The current official Apple manual is a couple of years out of date, and it certainly seems as if the Apple Certified Training program (which the book supported) has ended for Final Cut. As an Apple Certified Trainer I’m sad to see all my old certifications (FCP 6 through 10.4, plus Final Cut Server!) gather dust, but as an author of a new, comprehensive textbook, I wouldn’t be unhappy if the Apple manual remained out of date.
While there are other manuals out there, I thought there was room for a fresh approach teaching best practice with the app, so I planned the book outline around the structure of an edit. New FCP X editors will be able to attack a project as they work through it, and experienced editors can dip in and out where they need to update their knowledge. These three parts each include 5 to 6 chapters:
Part 1: Importing and Organizing
The first part of the book covers the basics of the app, along with huge tips on organizing your media with Keywords and Favorites, preparing your footage and more. There’s also a whole chapter about shooting, to make sure that you have the footage you need for the edit, and if you follow the advice here, you’ll understand why you should mark up your footage instead of building stringouts.
Part 2: Rough Cut to Fine Cut
Next up, you’ll build and rearrange a rough cut (thanks, Magnetic Timeline!) and then finesse it to a fine cut, working with the best trimming techniques, multicam editing, split edits, storylines, compound clips, and tons more. There are lots of pictures, plenty of examples, and as many tricks as I could pack in.
Part 3: Finishing and Exporting
The final part of the book covers the finishing process, from colour correction, through scaling, cropping, effects, transitions, retiming, audio sweetening, titling, captions, and all kinds of exporting. Captioning and multiple aspect ratio support are more important than ever, so I wanted to include a special focus on these, including new features from the most recent updates.

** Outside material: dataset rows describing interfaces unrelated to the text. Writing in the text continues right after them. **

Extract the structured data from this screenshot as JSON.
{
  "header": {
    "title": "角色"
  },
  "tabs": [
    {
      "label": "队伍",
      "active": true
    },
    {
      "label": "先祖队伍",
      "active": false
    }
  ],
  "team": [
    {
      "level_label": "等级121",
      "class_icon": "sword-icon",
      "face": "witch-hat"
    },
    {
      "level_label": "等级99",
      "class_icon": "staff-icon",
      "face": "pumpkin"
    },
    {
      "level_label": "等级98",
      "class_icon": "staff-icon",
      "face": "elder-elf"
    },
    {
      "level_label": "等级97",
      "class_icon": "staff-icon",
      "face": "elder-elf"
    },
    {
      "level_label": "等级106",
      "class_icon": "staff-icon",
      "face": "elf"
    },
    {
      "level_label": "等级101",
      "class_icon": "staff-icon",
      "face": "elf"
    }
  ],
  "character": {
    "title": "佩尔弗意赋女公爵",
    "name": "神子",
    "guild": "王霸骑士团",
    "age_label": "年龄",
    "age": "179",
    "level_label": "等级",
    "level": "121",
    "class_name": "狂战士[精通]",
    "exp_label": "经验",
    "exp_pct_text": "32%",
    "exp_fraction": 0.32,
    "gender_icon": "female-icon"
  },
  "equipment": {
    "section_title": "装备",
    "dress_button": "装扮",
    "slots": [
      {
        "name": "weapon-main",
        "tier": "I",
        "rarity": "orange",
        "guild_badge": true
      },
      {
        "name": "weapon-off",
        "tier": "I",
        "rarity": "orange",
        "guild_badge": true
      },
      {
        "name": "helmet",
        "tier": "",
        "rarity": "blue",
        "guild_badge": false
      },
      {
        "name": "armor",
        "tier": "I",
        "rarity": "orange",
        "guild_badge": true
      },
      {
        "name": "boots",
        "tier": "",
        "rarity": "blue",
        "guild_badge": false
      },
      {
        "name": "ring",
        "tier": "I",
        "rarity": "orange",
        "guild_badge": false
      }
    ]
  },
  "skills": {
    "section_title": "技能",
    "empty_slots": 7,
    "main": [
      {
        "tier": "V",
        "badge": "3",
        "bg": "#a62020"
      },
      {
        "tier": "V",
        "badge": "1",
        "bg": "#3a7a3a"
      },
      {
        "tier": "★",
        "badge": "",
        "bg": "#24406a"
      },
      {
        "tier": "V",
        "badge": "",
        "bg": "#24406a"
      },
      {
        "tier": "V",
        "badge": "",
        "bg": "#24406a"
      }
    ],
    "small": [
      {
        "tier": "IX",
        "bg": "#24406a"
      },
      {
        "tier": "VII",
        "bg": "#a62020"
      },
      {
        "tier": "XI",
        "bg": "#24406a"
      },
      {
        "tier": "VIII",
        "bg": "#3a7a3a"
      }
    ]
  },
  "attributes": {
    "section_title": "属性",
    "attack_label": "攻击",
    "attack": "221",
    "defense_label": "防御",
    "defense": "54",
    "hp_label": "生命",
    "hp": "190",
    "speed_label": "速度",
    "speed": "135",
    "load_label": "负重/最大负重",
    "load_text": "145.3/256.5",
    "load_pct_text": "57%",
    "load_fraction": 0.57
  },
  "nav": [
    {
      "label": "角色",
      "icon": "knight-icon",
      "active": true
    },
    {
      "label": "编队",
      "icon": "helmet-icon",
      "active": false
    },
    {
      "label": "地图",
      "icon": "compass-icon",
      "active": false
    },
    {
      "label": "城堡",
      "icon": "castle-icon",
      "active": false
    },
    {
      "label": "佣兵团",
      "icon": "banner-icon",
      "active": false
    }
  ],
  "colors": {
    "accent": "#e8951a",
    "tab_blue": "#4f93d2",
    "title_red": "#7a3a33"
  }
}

Don’t try to read it all at once, but there should be something in there for everyone. While new editors obviously have the most to learn, I’ve written it for the broadest audience possible, so it’s relevant whether you’re cutting for your own YouTube channel or cutting for broadcast delivery.
One thing I’m especially happy about is that I was able to include some of the FCP X community as part of the book. Each chapter opens with a quote about FCP X from an experienced editor — not about the book, but about why they use and enjoy the app. Contributors include fcp.co's very own Peter Wiggins, multiple Emmy winners, YouTube superstar Justine Ezarik, and ex-Apple FCP X Senior Product Manager Steve Bayes.
Huge thanks to all of them for their words, and if you’d like to see your name attached to a quote in the next edition, all you have to do is write a glowing review of the book so the publisher can add testimonials on the back cover. (No, really, please do! Reviews really help!)
Going forward, the goal is to keep the book up to date with future updates to FCP X. I’m going to release revisions to the text free of charge, so that anyone who buys a printed copy now will be able to print out an update and insert it at the right spot. The wonders of print-on-demand and electronic books mean that I can actually keep this thing up to date. All the latest features in the most recent versions of FCP X are discussed, with plenty of detail.
So who’s it for? If you’re reading this, probably you! Anyone who wants to learn more about Final Cut Pro X is welcome, from any editor who wants a reference that works at their own speed, to a producer getting their feet wet, to an experienced editor transitioning from another platform, or for a totally new user getting started. It’s a pleasure to be part of the FCP X community, and I hope this helps to grow it further. If you’ve read this far, please check out the first chapter, and if you like it, there’s a lot more.